.NET Active Directory Wrapper    
Access Active Directory From Your C# or VB .Net Code
 

Login to Active directory Using .Net Wrapper

This method enables you to login and bind to an Active Directory Domain Service (ADDS) using Lightweight Directory Access Protocol (LDAP), an essential first step to querying and updating the Active Directory. One of the benefits of using LDAP is that the client does not need to be logged onto the server domain; as long as the server IP is visible it should be possible to login, subject to firewall restrictions.

Langauges Supported

ASP.NET, C#, VB.Net, Visual Studio 2010, Visual Sutdio 2012

Method Name: Login

Parameters:  (string) Username, (string) Password

Precondition

An instance of the LDAP manager must be instantiated for a valid ADDS server.

Example:  LdapManager myLDAP = new LdapManager("ADDS_Server_Name");

Exception handling should enclose this statement.

Functionality

The method is called passing the Username and the Password as strings. Three things can then occur:

  1. If authentication is successful the LdapManager object is bound to the ADDS server and the method returns true.
  2. If authentication is unsuccessful the method returns false
  3. An Exception will be thrown for other errors

Examples

Two important aspects to implementing login are that you will need to use the LdapManager object after you Login and also you will need to trap any exception that occurs during the instantiation of the object and the authentication of the login.

public class thisLDAP
    {
        LdapManager LdapConnection;
        public thisLDAP(String Servername)
        {
            try
            {
                LdapConnection = new LdapManager(Servername);
            }
            catch (Exception)
            {
                throw;
            }
        }
        public Boolean LoginLDAP(String UserName, String PassWord)
        {
            try
            {
                return LdapConnection.Login(UserName, PassWord);
            }
            catch (Exception)
            {               
                throw;               
            }
        }
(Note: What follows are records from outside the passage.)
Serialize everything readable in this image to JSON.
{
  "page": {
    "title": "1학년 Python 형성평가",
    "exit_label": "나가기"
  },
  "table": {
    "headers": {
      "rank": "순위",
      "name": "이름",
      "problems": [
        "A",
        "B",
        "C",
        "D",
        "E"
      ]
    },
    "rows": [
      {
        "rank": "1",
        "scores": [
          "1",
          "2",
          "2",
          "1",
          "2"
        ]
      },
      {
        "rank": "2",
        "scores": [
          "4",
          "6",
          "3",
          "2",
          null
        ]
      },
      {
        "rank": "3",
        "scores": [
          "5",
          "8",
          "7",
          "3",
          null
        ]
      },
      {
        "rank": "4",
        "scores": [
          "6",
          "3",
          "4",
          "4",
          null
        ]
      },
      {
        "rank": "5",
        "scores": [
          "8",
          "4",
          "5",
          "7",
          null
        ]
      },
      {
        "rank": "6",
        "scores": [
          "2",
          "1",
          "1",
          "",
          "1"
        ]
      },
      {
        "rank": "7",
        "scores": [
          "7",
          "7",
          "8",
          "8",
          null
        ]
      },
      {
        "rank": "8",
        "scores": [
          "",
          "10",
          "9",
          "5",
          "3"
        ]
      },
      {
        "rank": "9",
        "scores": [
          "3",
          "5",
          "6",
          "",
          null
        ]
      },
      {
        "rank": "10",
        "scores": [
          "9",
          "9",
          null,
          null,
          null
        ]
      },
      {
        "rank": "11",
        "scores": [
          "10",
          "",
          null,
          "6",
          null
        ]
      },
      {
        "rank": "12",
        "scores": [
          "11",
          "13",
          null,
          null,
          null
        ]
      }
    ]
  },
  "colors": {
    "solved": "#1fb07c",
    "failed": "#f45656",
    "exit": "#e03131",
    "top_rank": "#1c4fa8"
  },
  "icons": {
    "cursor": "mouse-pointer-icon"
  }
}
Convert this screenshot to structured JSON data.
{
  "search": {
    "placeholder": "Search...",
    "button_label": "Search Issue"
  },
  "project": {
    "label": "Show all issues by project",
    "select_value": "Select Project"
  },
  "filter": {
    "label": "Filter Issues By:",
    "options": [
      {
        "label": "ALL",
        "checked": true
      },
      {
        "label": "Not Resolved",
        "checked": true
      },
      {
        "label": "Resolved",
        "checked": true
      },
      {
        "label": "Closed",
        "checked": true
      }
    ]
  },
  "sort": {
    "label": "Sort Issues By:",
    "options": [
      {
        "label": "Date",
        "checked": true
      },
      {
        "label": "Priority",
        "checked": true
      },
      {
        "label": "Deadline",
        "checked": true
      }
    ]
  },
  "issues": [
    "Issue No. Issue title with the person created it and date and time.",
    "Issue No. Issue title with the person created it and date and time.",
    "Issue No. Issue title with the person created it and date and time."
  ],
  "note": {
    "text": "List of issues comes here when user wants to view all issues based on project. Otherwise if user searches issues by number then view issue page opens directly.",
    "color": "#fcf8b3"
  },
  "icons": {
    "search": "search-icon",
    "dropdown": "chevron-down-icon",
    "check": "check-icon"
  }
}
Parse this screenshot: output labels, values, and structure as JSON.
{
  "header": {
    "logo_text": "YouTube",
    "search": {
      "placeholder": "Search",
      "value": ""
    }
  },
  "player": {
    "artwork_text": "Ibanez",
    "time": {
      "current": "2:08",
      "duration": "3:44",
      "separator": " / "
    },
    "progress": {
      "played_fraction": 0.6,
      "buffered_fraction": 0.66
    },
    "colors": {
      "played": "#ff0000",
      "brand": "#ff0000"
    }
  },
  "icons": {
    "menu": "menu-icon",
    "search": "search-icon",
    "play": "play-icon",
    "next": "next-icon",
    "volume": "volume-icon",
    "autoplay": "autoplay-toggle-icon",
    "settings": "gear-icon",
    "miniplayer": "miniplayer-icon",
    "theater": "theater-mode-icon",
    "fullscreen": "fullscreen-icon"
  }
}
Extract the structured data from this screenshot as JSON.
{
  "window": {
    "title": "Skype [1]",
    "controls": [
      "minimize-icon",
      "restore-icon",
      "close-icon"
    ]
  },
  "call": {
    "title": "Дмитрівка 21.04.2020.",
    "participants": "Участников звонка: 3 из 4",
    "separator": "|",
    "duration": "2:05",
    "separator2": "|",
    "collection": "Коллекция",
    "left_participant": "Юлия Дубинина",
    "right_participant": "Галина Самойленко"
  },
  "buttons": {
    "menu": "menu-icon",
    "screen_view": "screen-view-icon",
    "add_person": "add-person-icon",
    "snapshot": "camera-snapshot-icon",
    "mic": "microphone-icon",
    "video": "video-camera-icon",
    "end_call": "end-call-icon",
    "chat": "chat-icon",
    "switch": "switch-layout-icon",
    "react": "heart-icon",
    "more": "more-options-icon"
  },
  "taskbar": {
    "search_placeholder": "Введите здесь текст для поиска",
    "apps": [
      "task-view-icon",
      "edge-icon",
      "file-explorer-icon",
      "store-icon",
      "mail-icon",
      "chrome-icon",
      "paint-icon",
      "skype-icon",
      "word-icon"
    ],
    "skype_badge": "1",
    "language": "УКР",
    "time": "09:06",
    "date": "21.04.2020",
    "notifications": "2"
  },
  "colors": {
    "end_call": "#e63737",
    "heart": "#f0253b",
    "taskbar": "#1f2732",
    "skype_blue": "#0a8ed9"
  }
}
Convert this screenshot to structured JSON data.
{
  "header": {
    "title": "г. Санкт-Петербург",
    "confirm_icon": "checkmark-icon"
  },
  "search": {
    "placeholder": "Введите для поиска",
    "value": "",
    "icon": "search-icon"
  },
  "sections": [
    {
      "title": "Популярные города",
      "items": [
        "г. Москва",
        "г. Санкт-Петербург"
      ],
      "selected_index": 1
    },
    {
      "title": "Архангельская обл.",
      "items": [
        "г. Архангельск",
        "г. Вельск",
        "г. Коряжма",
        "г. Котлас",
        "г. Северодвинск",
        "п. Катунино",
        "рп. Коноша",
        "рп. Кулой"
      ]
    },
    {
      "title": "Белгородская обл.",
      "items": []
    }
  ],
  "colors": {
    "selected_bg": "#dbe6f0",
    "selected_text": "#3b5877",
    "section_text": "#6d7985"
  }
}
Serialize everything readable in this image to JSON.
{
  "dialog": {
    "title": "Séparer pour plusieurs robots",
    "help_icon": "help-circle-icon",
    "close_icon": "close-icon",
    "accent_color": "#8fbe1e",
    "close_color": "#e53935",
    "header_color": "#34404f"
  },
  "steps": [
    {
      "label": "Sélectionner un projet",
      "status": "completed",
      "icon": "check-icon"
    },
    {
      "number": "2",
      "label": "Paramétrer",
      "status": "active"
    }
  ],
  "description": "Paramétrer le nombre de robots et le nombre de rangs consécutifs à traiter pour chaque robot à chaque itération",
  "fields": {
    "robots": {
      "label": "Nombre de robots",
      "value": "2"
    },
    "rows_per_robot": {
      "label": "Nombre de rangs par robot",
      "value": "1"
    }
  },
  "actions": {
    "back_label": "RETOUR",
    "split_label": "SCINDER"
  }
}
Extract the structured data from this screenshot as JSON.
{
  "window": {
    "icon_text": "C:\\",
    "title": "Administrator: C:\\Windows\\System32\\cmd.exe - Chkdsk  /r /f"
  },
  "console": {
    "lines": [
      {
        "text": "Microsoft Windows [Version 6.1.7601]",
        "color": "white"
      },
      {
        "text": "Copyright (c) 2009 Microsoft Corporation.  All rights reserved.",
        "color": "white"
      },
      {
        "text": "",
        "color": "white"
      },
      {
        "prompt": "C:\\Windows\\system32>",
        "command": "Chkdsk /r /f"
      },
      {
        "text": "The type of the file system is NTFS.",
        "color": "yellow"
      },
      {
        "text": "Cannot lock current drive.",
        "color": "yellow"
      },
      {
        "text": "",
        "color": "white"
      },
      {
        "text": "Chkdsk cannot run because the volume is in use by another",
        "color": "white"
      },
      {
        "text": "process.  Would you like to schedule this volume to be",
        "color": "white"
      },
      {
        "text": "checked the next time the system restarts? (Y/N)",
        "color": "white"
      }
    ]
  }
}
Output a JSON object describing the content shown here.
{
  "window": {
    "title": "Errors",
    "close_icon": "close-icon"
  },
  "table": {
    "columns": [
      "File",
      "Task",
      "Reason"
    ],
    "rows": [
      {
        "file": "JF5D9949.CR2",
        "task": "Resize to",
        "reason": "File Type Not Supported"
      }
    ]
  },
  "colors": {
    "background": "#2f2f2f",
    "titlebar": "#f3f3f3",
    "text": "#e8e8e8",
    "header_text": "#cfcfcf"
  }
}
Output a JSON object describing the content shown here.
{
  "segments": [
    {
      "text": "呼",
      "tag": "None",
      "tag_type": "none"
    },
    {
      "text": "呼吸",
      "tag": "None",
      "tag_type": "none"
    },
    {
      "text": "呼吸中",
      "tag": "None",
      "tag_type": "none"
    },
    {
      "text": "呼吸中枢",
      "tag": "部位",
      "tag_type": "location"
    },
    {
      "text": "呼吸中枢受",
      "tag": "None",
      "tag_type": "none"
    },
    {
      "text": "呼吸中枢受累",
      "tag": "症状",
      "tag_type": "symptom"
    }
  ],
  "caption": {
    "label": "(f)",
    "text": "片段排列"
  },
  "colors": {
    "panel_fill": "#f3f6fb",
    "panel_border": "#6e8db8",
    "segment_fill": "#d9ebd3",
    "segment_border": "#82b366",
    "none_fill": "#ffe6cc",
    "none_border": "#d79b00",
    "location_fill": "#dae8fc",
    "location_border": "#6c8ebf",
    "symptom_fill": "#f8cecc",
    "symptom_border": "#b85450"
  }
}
Post condition

The successfully authenticated object has full access to the Active Directory; this object should be treated with discretion and disposed of after use.

Conclusion This method does not appear to allow an SSL connection, and one can assume that it connects to the server using port 389. A facility to recall a list of recent servers from a resource would be useful. The logon is simple to achieve and is tailored to using the ADDS, which is not the case for generic LDAP clients.